March 5, 2013 by Lorene
Support for a strong national government was obvious when the delegates decided to establish federal and circuit courts. But who should choose the judges? The Executive? The Senate?
The state equality issue was bigger than just the rights of smaller states. The smaller states were worried that the larger states would control the “riches of the West.” The convention was not debating land claims, but future land rights or “exercise of power” were a major concern of the smaller, northeastern states. So, how the legislatures were comprised was huge. Should states vote as a delegation? Or, one vote per state with each Senator getting a vote? This would “diminish the position of the states as the foundation of the new Constitution,” which is what Madison wanted.

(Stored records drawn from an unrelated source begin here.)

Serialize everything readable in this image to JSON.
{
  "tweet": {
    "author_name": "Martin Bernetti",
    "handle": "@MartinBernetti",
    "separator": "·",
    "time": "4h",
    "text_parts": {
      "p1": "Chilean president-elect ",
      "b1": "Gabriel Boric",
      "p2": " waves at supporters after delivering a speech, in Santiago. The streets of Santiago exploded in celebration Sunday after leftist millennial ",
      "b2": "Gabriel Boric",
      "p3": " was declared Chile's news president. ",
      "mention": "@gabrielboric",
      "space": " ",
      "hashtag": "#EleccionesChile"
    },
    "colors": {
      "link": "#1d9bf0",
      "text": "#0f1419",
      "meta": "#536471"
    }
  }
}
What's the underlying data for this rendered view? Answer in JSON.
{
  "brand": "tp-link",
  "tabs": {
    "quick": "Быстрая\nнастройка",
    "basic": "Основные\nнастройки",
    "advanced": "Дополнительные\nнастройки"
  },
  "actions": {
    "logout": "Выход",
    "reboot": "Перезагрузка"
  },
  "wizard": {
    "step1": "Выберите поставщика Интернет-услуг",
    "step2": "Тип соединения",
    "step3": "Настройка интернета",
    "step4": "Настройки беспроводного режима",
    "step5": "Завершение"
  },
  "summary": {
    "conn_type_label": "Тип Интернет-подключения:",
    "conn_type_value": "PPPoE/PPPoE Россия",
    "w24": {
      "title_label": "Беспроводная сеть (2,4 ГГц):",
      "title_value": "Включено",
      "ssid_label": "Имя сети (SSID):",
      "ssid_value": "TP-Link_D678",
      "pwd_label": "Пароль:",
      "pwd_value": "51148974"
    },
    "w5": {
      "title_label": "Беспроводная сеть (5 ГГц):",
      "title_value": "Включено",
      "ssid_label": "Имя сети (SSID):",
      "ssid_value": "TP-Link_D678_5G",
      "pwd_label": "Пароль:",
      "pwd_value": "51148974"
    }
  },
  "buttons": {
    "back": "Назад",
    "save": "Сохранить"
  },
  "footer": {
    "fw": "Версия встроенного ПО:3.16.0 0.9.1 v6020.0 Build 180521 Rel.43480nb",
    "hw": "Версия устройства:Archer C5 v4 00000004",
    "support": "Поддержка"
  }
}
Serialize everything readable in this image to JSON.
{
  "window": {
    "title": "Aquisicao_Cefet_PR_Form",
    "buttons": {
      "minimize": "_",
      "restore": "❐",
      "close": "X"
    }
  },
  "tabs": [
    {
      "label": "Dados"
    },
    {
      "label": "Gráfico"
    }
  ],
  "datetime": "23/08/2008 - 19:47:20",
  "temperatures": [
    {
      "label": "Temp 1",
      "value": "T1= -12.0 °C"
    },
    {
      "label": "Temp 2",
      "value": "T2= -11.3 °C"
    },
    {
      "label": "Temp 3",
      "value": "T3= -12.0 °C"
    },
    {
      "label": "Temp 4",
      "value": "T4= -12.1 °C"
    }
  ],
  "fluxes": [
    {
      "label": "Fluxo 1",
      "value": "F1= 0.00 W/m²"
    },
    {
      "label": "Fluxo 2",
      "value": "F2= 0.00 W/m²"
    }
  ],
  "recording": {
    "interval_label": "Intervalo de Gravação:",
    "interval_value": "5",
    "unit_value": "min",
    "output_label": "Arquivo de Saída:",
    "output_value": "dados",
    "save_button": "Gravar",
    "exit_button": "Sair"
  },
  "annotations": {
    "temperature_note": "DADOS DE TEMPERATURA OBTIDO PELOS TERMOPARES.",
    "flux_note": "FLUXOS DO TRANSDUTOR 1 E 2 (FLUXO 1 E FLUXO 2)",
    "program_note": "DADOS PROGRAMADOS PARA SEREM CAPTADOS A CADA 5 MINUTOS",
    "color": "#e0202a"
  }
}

The delegates discussed whether the states should ratify the Constitution or if it should only be ratified by convention. Madison pointed out that if the states ratified the Constitution, it would be more like a treaty, which judges would have to respect and could not change. Plus, “a breach of one article in a treaty freed the parties from obligation to the other articles. If the Constitution were to be the supreme law of the land, states could not nullify a law or secede from the union.” However, under a Constitution ratified by a convention, the laws would be subject to interpretation by the courts and the courts would determine if statutes were conforming to the Constitution.
The convention spent six days deciding the tenure and qualifications of Congress and how they are elected. Madison was in favor of long terms and “re-eligibility.” Madison and Franklin “favored rapid, easy naturalization of immigrants to full citizenship privileges. ‘When foreigners after looking about for some other Country in which they can obtain more happiness, give a preference to ours it is proof of attachment which ought to excite our confidence and affection.’ ” They “held up a vision of growth in freedom in an open society offering asylum to all who shared its principles.”
Madison and another delegate changed the wording from Congress has the power to “make” war to “declare” war so the Executive could have authority to handle any emergencies.
The delegates decided that the President would serve for four years with re-eligibility so he would be more responsive to his constituents. President was given power to appoint judges and other officials with the consent of the Senate. It was decided that an Electoral College elect the President with the Senate deciding in the case of a tie.
In early September, the delegates decided they had a solid working document and a small committee convened to put it all together. Madison was very involved in deciding the structure of this document and how to put it all together, plus, it was his original document, he earned the nickname, “Father of the Constitution.”
Madison felt that all delegates worked in the best interests of the new country, mostly leaving their own agendas outside Independence Hall.